» **EXERCISE GOAL**: Pick every line from the data that holds the word "icon".

» **GIVEN RECORDS**:
* * * *
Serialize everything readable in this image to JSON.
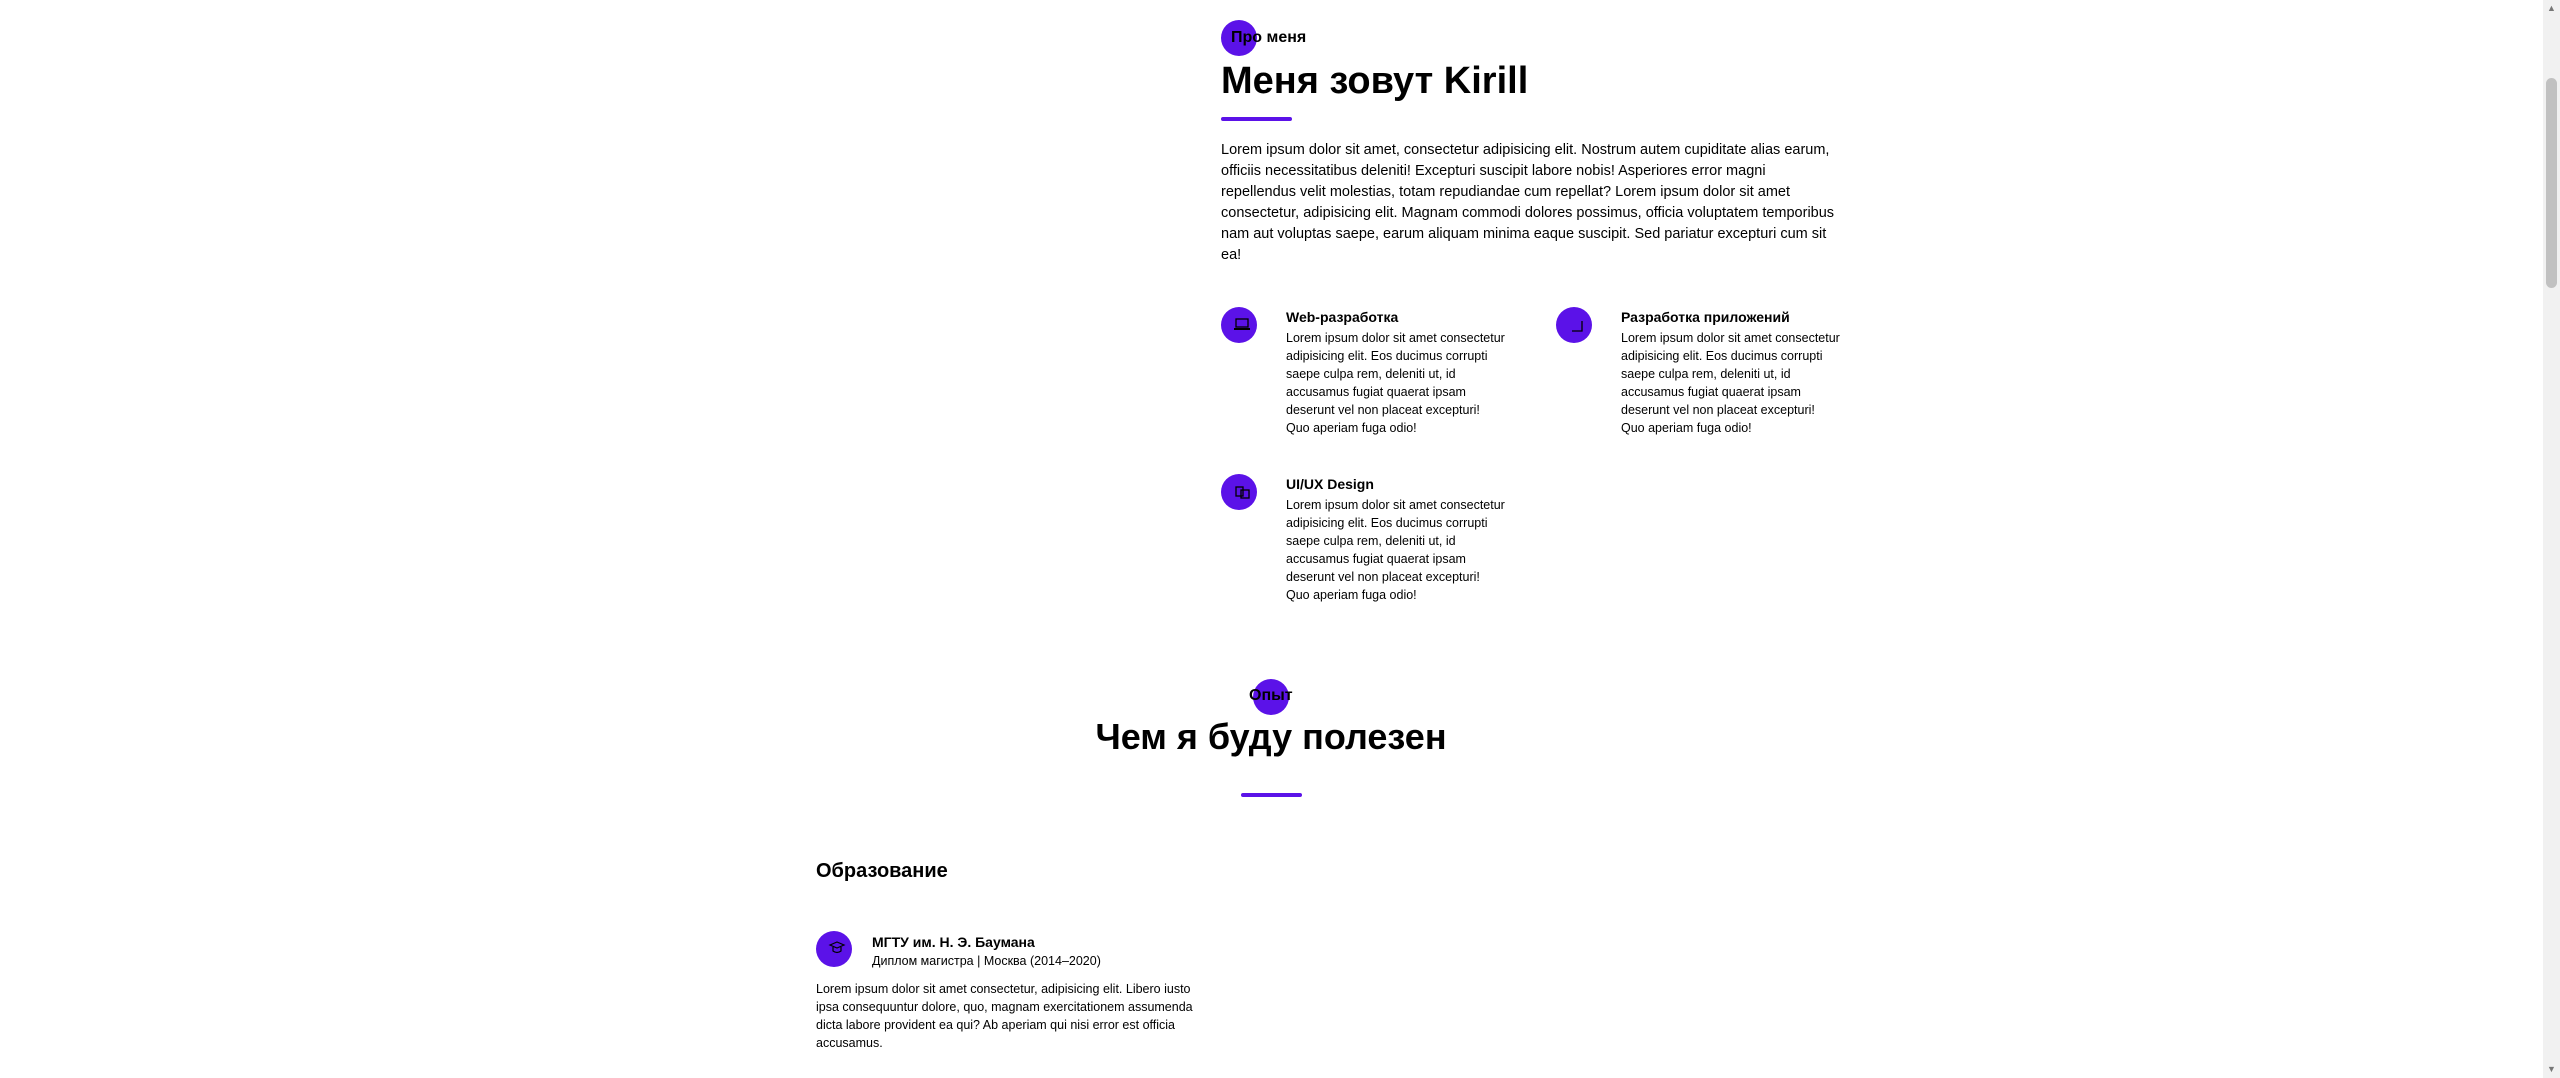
{
  "about": {
    "label": "Про меня",
    "title": "Меня зовут Kirill",
    "text": "Lorem ipsum dolor sit amet, consectetur adipisicing elit. Nostrum autem cupiditate alias earum, officiis necessitatibus deleniti! Excepturi suscipit labore nobis! Asperiores error magni repellendus velit molestias, totam repudiandae cum repellat? Lorem ipsum dolor sit amet consectetur, adipisicing elit. Magnam commodi dolores possimus, officia voluptatem temporibus nam aut voluptas saepe, earum aliquam minima eaque suscipit. Sed pariatur excepturi cum sit ea!",
    "services": [
      {
        "title": "Web-разработка",
        "text": "Lorem ipsum dolor sit amet consectetur adipisicing elit. Eos ducimus corrupti saepe culpa rem, deleniti ut, id accusamus fugiat quaerat ipsam deserunt vel non placeat excepturi! Quo aperiam fuga odio!",
        "icon": "laptop-icon"
      },
      {
        "title": "Разработка приложений",
        "text": "Lorem ipsum dolor sit amet consectetur adipisicing elit. Eos ducimus corrupti saepe culpa rem, deleniti ut, id accusamus fugiat quaerat ipsam deserunt vel non placeat excepturi! Quo aperiam fuga odio!",
        "icon": "mobile-icon"
      },
      {
        "title": "UI/UX Design",
        "text": "Lorem ipsum dolor sit amet consectetur adipisicing elit. Eos ducimus corrupti saepe culpa rem, deleniti ut, id accusamus fugiat quaerat ipsam deserunt vel non placeat excepturi! Quo aperiam fuga odio!",
        "icon": "design-icon"
      }
    ]
  },
  "experience": {
    "label": "Опыт",
    "title": "Чем я буду полезен",
    "education_heading": "Образование",
    "education": [
      {
        "title": "МГТУ им. Н. Э. Баумана",
        "subtitle": "Диплом магистра | Москва (2014–2020)",
        "text": "Lorem ipsum dolor sit amet consectetur, adipisicing elit. Libero iusto ipsa consequuntur dolore, quo, magnam exercitationem assumenda dicta labore provident ea qui? Ab aperiam qui nisi error est officia accusamus.",
        "icon": "graduation-icon"
      }
    ]
  },
  "colors": {
    "accent": "#5b12e8"
  }
}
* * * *
» **RESULT OF THE TASK**:
        "icon": "laptop-icon"
        "icon": "mobile-icon"
        "icon": "design-icon"
        "icon": "graduation-icon"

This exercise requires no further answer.